It was all a matter of interpretation.
But it was the difference between West Valley’s Quinn Sharpe perhaps winning a state championship and finishing third at the State AA wrestling tournament.
Sharpe was leading White River’s eventual champion Scott Tugby 5-2 on a near-fall move that came close to, if not being, a pin.
A round later, Tugby earned reversal and near fall points for a 7-5 win with a move that WV Coach Bill Bauman protested as illegal.
“It is illustrated in the rule book as being illegal if pressure is applied at the elbow,” said Bauman.
“The referee ruled there was no pressure and it was not on the elbow. Obviously Quinn is a good wrestler and is real tough. He would not roll over unless pressure was applied.”
Besides, said Bauman, “In my mind also, he had the kid pinned earlier.”
Sharpe was this year’s district 101-pound champion as a sophomore and finished third during regional. He beat ultimate state runnerup Shawn Reyes of Eastmont.
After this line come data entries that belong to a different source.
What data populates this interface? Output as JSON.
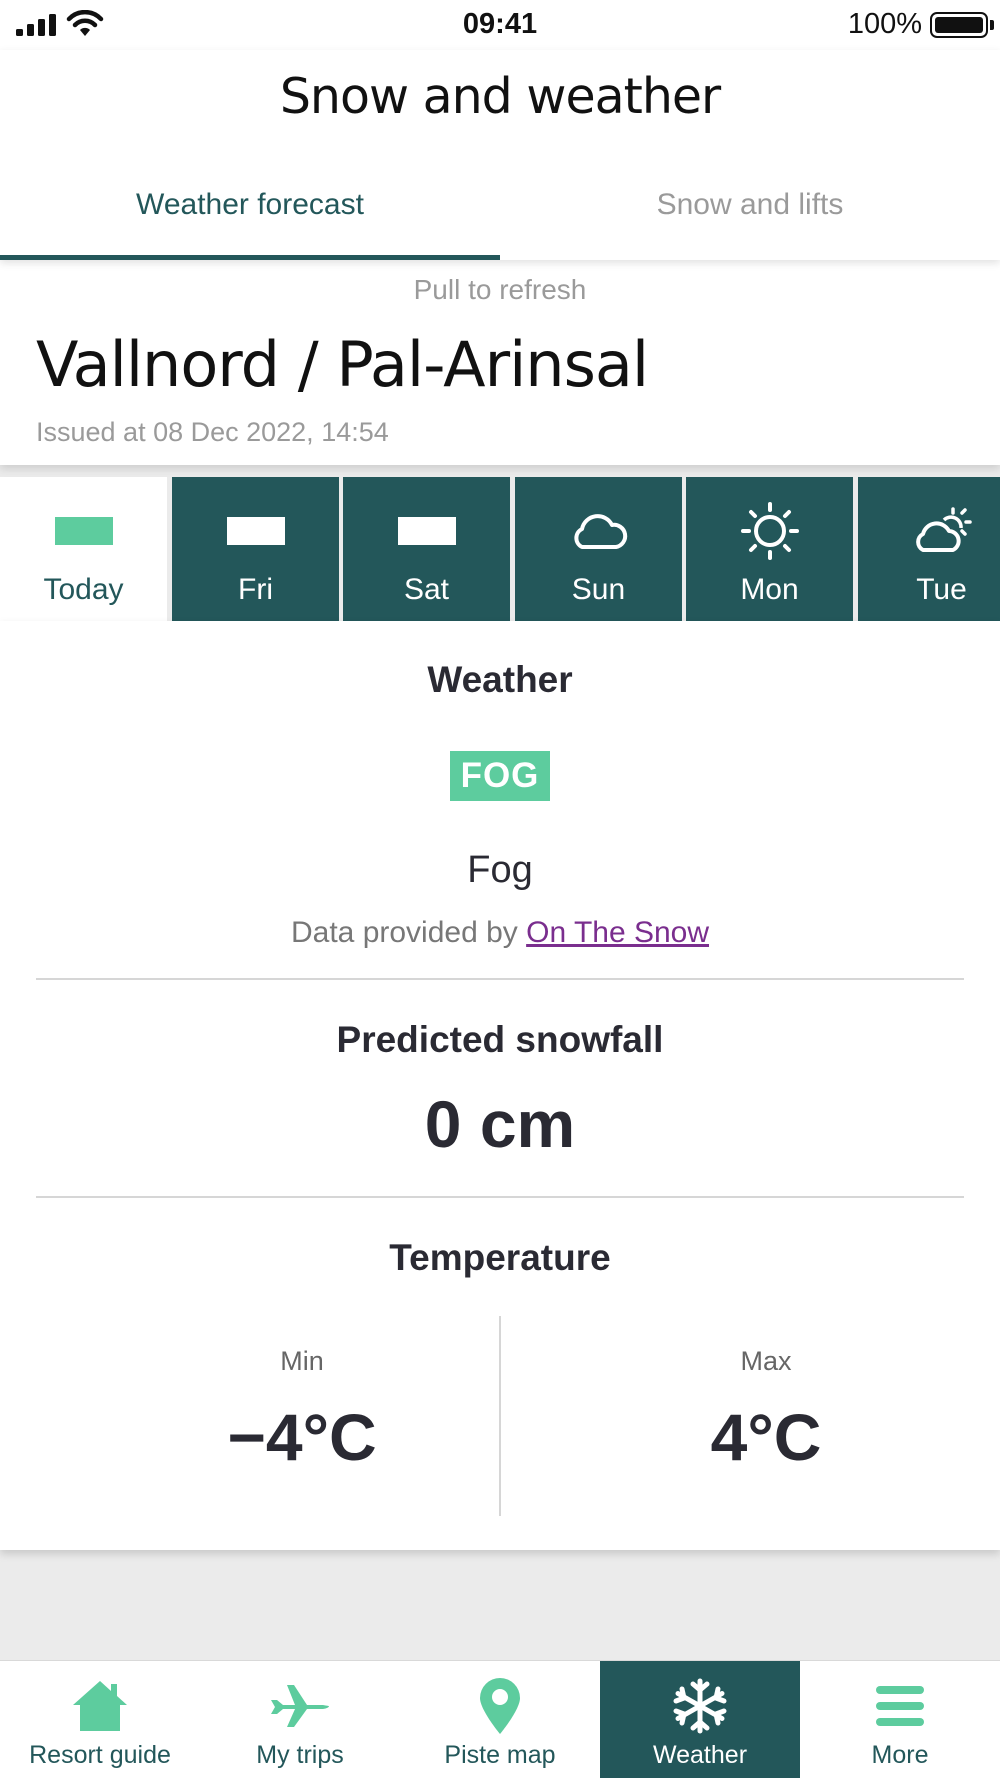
{
  "status": {
    "time": "09:41",
    "battery": "100%"
  },
  "header": {
    "title": "Snow and weather",
    "tabs": [
      {
        "label": "Weather forecast",
        "active": true
      },
      {
        "label": "Snow and lifts",
        "active": false
      }
    ]
  },
  "resort": {
    "pull_to_refresh": "Pull to refresh",
    "name": "Vallnord / Pal-Arinsal",
    "issued": "Issued at 08 Dec 2022, 14:54"
  },
  "days": [
    {
      "label": "Today",
      "icon": "fog-icon",
      "selected": true
    },
    {
      "label": "Fri",
      "icon": "fog-icon",
      "selected": false
    },
    {
      "label": "Sat",
      "icon": "fog-icon",
      "selected": false
    },
    {
      "label": "Sun",
      "icon": "cloud-icon",
      "selected": false
    },
    {
      "label": "Mon",
      "icon": "sun-icon",
      "selected": false
    },
    {
      "label": "Tue",
      "icon": "partly-cloudy-icon",
      "selected": false
    }
  ],
  "weather": {
    "title": "Weather",
    "badge": "FOG",
    "condition": "Fog",
    "provider_prefix": "Data provided by ",
    "provider_link": "On The Snow"
  },
  "snowfall": {
    "title": "Predicted snowfall",
    "value": "0 cm"
  },
  "temperature": {
    "title": "Temperature",
    "min_label": "Min",
    "min_value": "−4°C",
    "max_label": "Max",
    "max_value": "4°C"
  },
  "tabbar": [
    {
      "label": "Resort guide",
      "icon": "home-icon",
      "active": false
    },
    {
      "label": "My trips",
      "icon": "plane-icon",
      "active": false
    },
    {
      "label": "Piste map",
      "icon": "map-pin-icon",
      "active": false
    },
    {
      "label": "Weather",
      "icon": "snowflake-icon",
      "active": true
    },
    {
      "label": "More",
      "icon": "menu-icon",
      "active": false
    }
  ],
  "colors": {
    "primary": "#23575a",
    "accent": "#5dcc9e",
    "link": "#7a2e8e"
  }
}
“He was disappointed in his regional finish,” Bauman said. “We focused on the need to get to the state tournament and redeem himself.”
Sharpe won four of five matches in Tacoma, once by technical fall and twice by pin, including over Region IV champion Pablo Melo, to place third.
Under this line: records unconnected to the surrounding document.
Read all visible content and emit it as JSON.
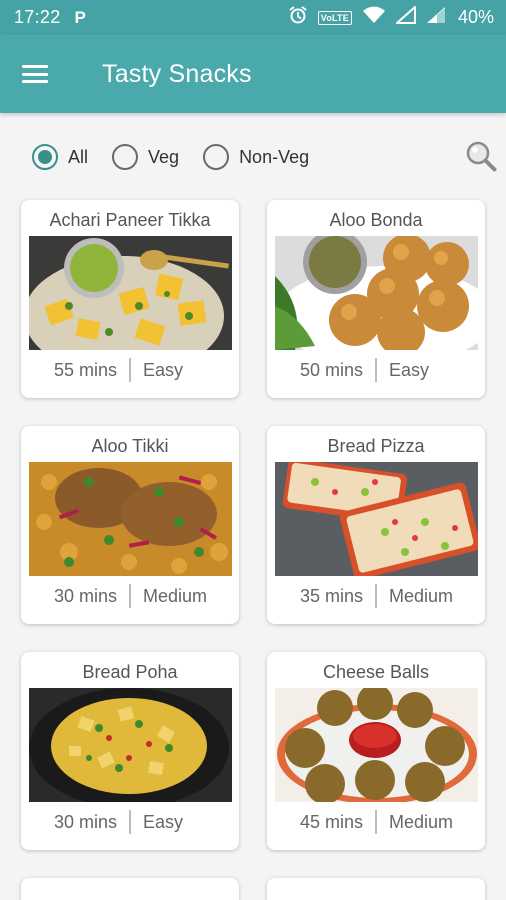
{
  "status_bar": {
    "time": "17:22",
    "app_indicator": "P",
    "network_label": "VoLTE",
    "battery": "40%"
  },
  "app_bar": {
    "title": "Tasty Snacks"
  },
  "filters": {
    "options": [
      "All",
      "Veg",
      "Non-Veg"
    ],
    "selected": "All"
  },
  "recipes": [
    {
      "name": "Achari Paneer Tikka",
      "time": "55 mins",
      "difficulty": "Easy"
    },
    {
      "name": "Aloo Bonda",
      "time": "50 mins",
      "difficulty": "Easy"
    },
    {
      "name": "Aloo Tikki",
      "time": "30 mins",
      "difficulty": "Medium"
    },
    {
      "name": "Bread Pizza",
      "time": "35 mins",
      "difficulty": "Medium"
    },
    {
      "name": "Bread Poha",
      "time": "30 mins",
      "difficulty": "Easy"
    },
    {
      "name": "Cheese Balls",
      "time": "45 mins",
      "difficulty": "Medium"
    }
  ],
  "colors": {
    "primary": "#4aa9ab",
    "status_bar": "#46a3a5",
    "accent": "#3a8f8a"
  }
}
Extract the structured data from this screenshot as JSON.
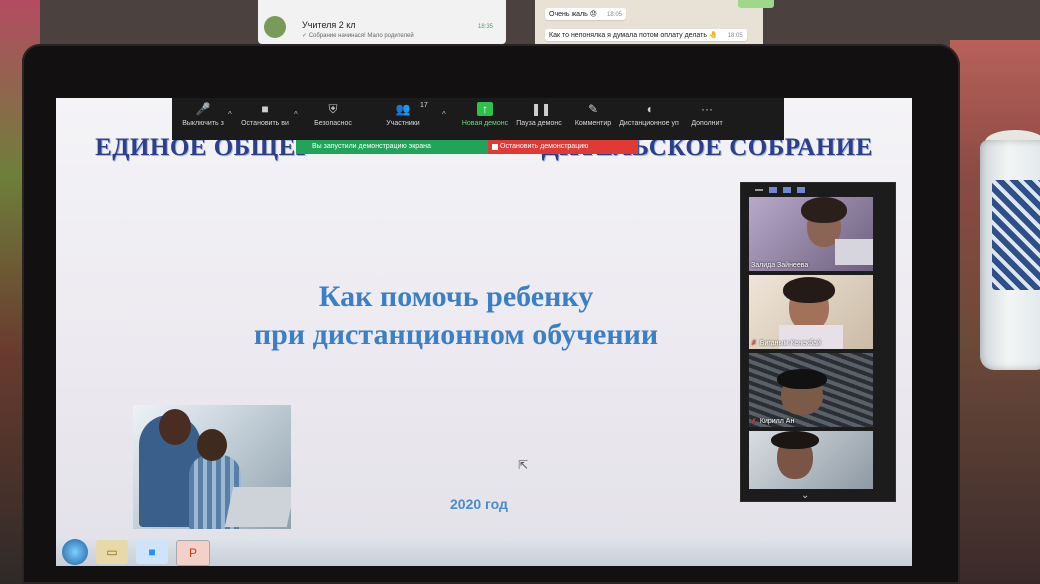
{
  "phone": {
    "chat_name": "Учителя 2 кл",
    "chat_preview": "✓ Собрание начинася! Мало родителей",
    "chat_time": "18:35",
    "messages": [
      {
        "text": "Очень жаль 😞",
        "time": "18:05"
      },
      {
        "text": "Как то непонялка я думала потом оплату делать 🤚",
        "time": "18:05"
      }
    ]
  },
  "zoom_toolbar": {
    "items": [
      {
        "label": "Выключить з",
        "icon": "microphone-icon"
      },
      {
        "label": "Остановить ви",
        "icon": "video-camera-icon"
      },
      {
        "label": "Безопаснос",
        "icon": "shield-icon"
      },
      {
        "label": "Участники",
        "icon": "participants-icon"
      },
      {
        "label": "Новая демонс",
        "icon": "share-screen-icon"
      },
      {
        "label": "Пауза демонс",
        "icon": "pause-icon"
      },
      {
        "label": "Комментир",
        "icon": "pencil-icon"
      },
      {
        "label": "Дистанционное уп",
        "icon": "mouse-icon"
      },
      {
        "label": "Дополнит",
        "icon": "more-icon"
      }
    ],
    "participants_count": "17",
    "share_notice": "Вы запустили демонстрацию экрана",
    "stop_share": "Остановить демонстрацию"
  },
  "slide": {
    "heading_left": "ЕДИНОЕ ОБЩЕР",
    "heading_right": "ДИТЕЛЬСКОЕ СОБРАНИЕ",
    "title_line1": "Как помочь ребенку",
    "title_line2": "при дистанционном обучении",
    "year": "2020 год"
  },
  "participants": [
    {
      "name": "Залида Зайнеева",
      "muted": false
    },
    {
      "name": "Биганым Кенекбай",
      "muted": true
    },
    {
      "name": "Кирилл Ан",
      "muted": true
    },
    {
      "name": "",
      "muted": false
    }
  ],
  "taskbar": {
    "apps": [
      "start-icon",
      "explorer-icon",
      "zoom-icon",
      "powerpoint-icon"
    ]
  },
  "colors": {
    "heading": "#2d3f86",
    "title": "#3c7fc4",
    "share_green": "#21a45a",
    "stop_red": "#e03a37"
  }
}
“Quinn had a good attitude about it and didn’t focus on the loss,” said Bauman. “We knew he could beat anybody at state and he proved that.”
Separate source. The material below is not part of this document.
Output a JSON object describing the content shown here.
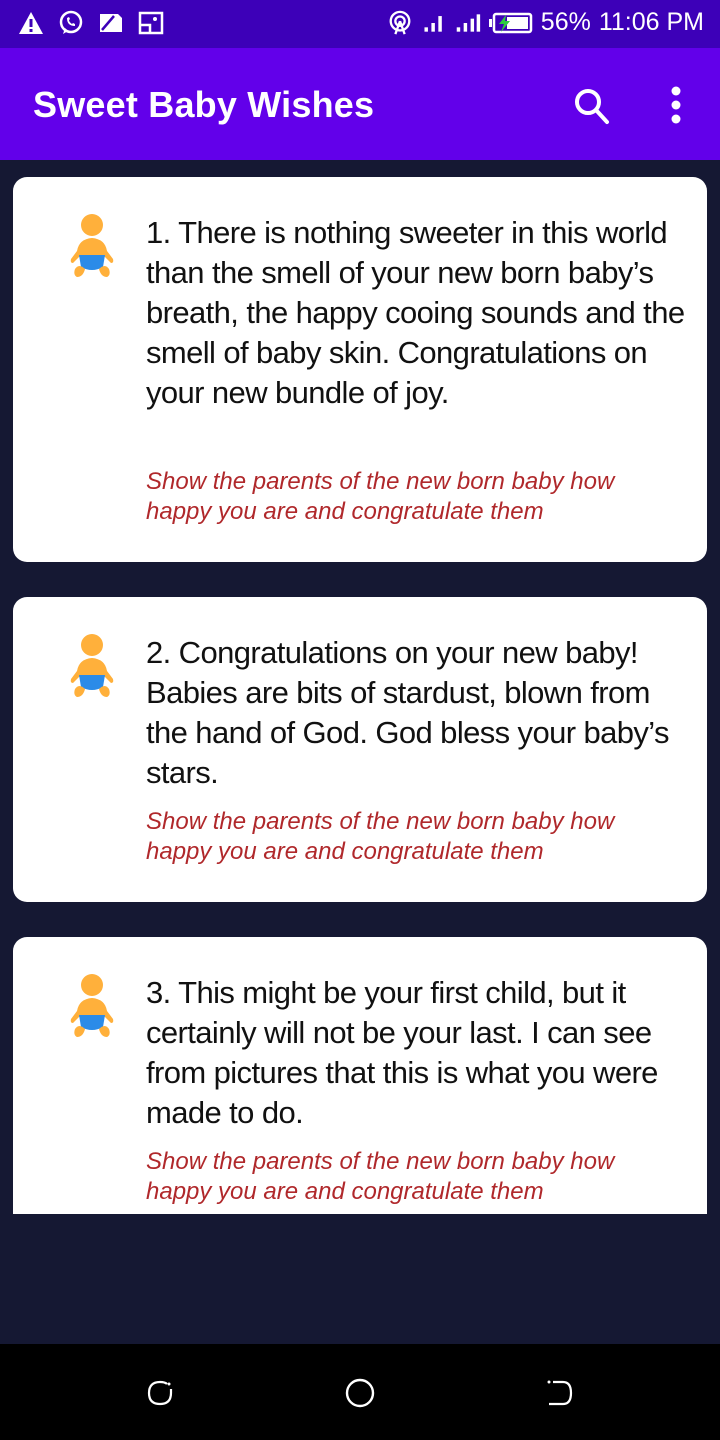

Never underestimate heart
His older brother Jay was there to console Casey Stookey through the tears.
The two-time sixth-place state finisher had just witnessed a gallant second-place effort by the unheralded 122-pounder.
Like most of the Frontier League’s state entrants, Casey Stookey had finished just third in regional to qualify for state and faced a hard road at state.
Once there, his refusal to lose resulted in three straight victories, including a dramatic three-overtime 5-4 win in the semifinals. That match included a third-period escape and an ability to avoid returning state placer Dave Ragsdale’s numerous takedown tries.
One more escape meant an exhuberant celebration and a spot in the finals.
“It was the greatest feeling in the world,” said Stookey.
Were it not for an early second-period six-point flurry by Othello’s Benji Villareal, he might have been the longest of long-shot champions.
“I never expected to get rolled over like that,” said Stookey. “Although it’s disappointing it’s better to know you’re at the top.”
An amazing season
A year ago WV’s Jeremy Thornton was living at Morning Star Boys Ranch and wrestled for Ferris where he compiled an 8-18 record.
This year, living on his own and working to help support himself, Thornton compiled a 32-8 record and sixth-place state finish.
He did so by winning twice to reach the semifinals before losing his final two matches.
“I always liked basketball but sucked at it real bad,” said Thornton. “I had no clue about wrestling but decided to try it and liked it a lot.”
After two years at West Valley, he landed at Morning Star.
“My mom was worried about me getting into trouble,” he said. “I didn’t fit in well with my stepparents.”
Out on his own this year, he returned to West Valley. With it came a new-found wrestling style and success.
“I knew he could place,” said Coach Bill Bauman. “Never an explosive wrestler, he keeps things close. He improved a lot and his confidence became better after the first couple of tournaments.”
How other wrestlers fared
After winning his opener, two-time third-placer Aaron Lehinger of West Valley lost by four points to state runnerup Jordon Ottow of Monroe and was eventually ousted.
“He helped us at 115 pounds, but in the long run it hurt him,” said Bauman. “I think he was a 108-pounder who tried things that would have worked on a smaller kid.”
East Valley freshman Justin Walker, senior Troy Campbell also went 1-2, and EV senior Matt Eastman was 0-2.
West Valley’s Paul Pfeifer and Freeman’s Dustin Reed also were 0-2.